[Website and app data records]
━━━━━━━━━━━━━━━━

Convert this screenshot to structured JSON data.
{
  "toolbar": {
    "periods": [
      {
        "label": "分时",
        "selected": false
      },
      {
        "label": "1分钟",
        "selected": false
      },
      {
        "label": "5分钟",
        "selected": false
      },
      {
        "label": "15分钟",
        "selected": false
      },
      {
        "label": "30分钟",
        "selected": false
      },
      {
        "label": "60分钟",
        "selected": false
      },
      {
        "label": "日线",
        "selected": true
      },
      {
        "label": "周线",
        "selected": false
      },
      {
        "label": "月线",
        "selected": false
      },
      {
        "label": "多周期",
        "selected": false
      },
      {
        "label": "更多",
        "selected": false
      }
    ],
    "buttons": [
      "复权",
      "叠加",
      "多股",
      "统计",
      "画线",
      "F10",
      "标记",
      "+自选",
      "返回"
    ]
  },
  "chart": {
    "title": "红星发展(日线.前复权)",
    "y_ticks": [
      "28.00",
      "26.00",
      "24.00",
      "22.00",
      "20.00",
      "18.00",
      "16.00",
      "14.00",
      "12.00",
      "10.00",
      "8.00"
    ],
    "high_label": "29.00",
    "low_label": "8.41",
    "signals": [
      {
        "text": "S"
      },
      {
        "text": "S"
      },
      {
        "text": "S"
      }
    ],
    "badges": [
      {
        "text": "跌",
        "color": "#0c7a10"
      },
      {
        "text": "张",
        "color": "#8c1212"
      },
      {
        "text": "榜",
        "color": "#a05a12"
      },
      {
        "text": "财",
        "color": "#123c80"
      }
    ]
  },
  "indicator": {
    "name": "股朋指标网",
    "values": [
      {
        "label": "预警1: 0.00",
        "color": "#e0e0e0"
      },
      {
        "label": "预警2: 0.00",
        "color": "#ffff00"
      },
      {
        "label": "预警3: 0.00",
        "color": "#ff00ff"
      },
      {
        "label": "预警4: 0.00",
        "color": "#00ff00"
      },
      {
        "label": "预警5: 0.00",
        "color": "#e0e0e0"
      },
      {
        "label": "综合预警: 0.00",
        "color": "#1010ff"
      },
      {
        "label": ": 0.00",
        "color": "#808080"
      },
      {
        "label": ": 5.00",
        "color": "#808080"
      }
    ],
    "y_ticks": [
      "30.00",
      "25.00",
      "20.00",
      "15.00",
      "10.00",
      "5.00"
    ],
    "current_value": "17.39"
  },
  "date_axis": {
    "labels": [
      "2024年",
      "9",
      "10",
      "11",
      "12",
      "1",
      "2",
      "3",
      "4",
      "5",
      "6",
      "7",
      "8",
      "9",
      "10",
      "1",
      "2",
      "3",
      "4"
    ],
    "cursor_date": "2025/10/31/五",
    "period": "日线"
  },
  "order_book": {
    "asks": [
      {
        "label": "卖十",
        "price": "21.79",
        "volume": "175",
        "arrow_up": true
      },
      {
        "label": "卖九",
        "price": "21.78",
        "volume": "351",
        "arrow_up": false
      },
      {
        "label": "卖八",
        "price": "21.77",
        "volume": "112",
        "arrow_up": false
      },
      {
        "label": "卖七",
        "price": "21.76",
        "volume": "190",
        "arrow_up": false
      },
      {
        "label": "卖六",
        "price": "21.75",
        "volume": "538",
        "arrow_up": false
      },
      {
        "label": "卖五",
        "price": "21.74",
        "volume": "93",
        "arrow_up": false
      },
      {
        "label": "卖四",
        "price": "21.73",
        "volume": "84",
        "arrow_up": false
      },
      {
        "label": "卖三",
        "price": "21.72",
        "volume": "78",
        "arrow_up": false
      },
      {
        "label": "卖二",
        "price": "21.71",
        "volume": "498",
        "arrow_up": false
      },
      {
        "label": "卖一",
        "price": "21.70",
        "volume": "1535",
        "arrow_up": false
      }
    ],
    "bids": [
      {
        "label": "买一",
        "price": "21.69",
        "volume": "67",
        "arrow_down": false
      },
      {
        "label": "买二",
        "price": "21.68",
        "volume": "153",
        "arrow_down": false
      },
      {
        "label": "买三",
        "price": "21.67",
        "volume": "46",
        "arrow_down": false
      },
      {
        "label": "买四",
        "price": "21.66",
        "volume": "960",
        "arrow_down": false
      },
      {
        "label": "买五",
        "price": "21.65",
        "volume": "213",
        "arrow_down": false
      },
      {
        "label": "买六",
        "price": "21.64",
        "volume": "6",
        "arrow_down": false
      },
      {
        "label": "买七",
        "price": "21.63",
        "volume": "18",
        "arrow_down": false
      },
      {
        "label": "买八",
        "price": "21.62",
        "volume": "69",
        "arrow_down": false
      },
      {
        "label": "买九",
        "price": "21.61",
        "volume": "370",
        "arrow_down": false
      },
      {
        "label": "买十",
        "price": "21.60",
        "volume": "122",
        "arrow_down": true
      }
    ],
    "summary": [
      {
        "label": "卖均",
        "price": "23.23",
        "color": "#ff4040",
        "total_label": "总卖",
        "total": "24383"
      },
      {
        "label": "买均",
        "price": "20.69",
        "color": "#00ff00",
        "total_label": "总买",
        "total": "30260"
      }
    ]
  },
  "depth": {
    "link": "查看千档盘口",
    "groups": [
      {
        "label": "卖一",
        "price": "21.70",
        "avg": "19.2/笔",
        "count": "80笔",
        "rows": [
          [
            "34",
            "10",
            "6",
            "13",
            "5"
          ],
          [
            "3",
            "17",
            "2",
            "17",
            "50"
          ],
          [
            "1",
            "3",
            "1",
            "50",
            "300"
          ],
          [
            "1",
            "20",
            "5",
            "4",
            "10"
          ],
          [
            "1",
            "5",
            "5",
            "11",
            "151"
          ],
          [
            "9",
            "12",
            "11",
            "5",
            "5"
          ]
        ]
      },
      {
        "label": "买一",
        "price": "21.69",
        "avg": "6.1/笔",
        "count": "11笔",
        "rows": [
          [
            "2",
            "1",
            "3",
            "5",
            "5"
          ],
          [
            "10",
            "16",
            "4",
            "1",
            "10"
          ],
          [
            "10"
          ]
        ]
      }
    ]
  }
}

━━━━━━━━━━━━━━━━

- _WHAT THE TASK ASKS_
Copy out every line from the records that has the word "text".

- _SOLUTION TO THIS EXERCISE_
        "text": "S"
        "text": "S"
        "text": "S"
        "text": "跌",
        "text": "张",
        "text": "榜",
        "text": "财",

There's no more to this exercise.